Stored data ->
┌──

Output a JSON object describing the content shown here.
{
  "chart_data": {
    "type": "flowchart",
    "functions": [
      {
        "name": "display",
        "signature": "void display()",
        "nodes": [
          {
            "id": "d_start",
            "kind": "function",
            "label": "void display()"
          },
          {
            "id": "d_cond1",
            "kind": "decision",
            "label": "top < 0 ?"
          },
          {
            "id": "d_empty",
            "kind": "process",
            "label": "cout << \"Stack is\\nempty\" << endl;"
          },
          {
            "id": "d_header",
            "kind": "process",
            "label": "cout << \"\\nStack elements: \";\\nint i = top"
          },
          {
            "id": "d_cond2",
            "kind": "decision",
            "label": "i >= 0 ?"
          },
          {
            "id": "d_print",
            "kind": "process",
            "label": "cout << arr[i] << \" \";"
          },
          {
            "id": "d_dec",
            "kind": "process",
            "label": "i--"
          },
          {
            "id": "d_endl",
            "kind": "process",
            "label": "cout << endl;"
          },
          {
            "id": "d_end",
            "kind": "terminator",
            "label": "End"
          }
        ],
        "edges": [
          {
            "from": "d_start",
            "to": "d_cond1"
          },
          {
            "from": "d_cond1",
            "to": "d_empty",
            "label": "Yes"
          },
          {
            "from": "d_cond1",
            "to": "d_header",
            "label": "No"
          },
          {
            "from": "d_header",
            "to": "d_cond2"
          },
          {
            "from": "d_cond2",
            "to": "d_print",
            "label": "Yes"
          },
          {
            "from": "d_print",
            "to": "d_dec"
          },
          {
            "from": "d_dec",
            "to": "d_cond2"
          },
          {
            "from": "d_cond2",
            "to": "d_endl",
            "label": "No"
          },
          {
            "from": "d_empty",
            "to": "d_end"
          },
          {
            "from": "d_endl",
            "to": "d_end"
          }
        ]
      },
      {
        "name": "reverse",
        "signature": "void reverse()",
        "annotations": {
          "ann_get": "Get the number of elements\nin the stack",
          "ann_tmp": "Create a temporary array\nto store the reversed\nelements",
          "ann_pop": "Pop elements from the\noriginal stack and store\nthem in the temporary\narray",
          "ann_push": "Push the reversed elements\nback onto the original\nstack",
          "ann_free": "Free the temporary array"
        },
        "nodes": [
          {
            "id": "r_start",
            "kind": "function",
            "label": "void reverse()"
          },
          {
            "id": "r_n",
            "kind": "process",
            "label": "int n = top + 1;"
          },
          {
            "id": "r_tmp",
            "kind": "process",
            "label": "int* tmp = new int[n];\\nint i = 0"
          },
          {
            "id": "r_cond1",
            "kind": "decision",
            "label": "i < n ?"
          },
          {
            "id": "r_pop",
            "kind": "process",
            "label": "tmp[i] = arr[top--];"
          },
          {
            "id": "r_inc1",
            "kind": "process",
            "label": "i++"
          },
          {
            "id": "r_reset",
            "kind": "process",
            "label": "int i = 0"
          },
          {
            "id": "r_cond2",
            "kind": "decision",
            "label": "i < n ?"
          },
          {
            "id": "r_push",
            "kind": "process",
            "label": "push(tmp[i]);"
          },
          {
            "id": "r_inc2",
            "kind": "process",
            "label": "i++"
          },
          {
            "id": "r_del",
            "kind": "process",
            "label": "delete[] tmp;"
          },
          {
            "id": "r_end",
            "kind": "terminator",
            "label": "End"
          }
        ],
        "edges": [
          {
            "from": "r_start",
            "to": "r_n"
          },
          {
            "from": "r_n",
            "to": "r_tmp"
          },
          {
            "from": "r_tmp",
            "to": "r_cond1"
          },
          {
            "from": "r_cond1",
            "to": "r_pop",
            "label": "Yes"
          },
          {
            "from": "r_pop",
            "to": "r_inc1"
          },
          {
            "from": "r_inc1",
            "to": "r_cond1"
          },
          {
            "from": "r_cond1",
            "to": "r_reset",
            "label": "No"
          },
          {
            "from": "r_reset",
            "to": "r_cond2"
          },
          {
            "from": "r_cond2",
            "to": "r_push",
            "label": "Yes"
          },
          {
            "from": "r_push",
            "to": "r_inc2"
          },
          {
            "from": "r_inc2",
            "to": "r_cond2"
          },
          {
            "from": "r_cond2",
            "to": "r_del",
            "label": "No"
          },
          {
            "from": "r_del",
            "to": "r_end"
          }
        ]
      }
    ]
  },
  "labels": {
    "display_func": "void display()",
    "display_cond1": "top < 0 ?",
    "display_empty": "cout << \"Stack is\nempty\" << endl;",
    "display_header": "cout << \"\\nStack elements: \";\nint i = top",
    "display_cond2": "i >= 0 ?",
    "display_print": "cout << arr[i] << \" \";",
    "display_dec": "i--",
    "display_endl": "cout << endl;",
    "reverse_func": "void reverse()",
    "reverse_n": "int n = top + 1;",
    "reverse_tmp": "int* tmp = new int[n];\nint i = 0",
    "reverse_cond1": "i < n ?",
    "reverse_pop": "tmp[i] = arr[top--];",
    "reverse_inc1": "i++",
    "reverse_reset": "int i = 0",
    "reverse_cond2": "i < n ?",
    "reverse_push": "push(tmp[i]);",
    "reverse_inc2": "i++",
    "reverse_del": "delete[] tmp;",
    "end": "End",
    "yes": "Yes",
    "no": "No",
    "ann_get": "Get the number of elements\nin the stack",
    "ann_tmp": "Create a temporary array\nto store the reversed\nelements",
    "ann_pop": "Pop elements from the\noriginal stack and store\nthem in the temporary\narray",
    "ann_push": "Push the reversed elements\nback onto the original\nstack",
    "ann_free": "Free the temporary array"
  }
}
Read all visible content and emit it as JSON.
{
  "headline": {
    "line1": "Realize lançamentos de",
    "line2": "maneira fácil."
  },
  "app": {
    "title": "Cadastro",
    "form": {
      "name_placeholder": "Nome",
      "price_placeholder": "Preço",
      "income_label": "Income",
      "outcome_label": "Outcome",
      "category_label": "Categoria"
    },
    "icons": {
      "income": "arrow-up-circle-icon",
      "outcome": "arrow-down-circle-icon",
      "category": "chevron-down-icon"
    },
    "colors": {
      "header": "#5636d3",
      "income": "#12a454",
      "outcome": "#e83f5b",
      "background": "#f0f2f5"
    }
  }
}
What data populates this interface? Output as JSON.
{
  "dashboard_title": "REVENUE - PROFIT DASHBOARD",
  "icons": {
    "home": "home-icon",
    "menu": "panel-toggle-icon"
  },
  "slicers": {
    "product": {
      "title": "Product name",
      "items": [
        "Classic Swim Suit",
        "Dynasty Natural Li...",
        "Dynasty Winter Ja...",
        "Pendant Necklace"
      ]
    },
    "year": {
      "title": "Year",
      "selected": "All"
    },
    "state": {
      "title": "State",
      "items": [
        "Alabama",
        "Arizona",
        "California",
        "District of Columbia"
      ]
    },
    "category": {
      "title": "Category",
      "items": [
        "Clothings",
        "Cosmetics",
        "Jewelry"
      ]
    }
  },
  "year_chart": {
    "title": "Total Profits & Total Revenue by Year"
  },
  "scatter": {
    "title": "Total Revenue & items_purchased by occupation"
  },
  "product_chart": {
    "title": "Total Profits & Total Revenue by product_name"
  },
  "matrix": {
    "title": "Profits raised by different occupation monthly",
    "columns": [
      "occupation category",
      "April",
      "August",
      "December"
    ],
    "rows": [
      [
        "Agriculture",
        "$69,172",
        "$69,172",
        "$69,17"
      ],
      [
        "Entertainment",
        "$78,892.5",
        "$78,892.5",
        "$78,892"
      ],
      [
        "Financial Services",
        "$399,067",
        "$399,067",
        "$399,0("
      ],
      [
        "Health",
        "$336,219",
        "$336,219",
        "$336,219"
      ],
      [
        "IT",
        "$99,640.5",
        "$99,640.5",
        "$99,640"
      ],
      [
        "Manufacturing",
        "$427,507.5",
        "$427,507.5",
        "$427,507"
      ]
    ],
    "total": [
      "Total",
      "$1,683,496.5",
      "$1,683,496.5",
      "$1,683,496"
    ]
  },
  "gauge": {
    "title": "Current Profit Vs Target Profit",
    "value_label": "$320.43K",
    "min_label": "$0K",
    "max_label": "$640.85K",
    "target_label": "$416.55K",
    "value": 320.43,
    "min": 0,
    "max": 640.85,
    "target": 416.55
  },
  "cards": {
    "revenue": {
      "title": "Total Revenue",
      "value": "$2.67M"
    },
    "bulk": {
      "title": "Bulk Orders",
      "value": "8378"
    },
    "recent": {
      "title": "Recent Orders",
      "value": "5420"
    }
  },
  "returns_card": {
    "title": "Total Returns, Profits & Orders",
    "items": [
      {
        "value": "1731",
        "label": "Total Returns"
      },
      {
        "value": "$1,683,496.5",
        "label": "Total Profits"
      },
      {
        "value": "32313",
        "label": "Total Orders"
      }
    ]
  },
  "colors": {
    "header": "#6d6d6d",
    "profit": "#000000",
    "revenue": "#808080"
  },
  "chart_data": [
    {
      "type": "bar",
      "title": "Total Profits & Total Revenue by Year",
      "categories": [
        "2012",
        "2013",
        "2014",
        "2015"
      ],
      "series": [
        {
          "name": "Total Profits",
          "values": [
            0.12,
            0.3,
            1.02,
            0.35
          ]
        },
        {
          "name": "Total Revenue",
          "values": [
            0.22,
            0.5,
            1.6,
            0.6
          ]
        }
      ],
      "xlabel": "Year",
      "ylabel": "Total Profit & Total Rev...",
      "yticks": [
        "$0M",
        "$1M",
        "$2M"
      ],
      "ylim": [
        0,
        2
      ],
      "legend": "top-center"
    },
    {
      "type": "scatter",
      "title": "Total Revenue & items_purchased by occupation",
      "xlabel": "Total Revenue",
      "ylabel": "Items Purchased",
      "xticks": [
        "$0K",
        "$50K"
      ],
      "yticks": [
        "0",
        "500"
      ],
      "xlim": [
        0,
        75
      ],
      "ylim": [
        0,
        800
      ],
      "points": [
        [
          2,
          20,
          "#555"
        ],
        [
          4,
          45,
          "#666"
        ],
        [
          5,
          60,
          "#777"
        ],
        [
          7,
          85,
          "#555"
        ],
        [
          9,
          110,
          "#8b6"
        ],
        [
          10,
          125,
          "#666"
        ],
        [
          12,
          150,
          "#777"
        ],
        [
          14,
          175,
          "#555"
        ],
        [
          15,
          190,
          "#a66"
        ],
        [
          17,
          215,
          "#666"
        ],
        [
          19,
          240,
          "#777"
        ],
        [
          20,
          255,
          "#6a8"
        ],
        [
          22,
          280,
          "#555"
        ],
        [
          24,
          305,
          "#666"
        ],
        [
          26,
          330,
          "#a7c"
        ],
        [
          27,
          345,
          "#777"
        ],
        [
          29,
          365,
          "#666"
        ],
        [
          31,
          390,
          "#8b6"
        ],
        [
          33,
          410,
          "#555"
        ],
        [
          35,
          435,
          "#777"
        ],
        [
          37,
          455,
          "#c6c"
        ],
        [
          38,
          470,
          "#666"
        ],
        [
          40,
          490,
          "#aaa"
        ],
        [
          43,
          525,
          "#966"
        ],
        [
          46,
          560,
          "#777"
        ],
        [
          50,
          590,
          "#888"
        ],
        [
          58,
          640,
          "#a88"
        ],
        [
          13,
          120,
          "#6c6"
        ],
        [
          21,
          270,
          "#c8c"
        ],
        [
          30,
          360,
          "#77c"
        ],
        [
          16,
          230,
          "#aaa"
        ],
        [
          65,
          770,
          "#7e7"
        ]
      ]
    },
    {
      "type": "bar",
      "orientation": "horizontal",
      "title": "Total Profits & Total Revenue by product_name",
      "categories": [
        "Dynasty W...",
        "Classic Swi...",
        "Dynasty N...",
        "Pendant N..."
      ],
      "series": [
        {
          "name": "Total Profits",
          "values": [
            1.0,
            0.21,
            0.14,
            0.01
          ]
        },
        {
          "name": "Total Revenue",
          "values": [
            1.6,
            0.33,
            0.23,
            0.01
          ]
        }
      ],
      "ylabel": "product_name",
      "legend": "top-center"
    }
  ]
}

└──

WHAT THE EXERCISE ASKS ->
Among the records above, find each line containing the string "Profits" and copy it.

SOLUTION ->
    "title": "Total Profits & Total Revenue by Year"
    "title": "Total Profits & Total Revenue by product_name"
    "title": "Profits raised by different occupation monthly",
    "title": "Total Returns, Profits & Orders",
        "label": "Total Profits"
      "title": "Total Profits & Total Revenue by Year",
          "name": "Total Profits",
      "title": "Total Profits & Total Revenue by product_name",
          "name": "Total Profits",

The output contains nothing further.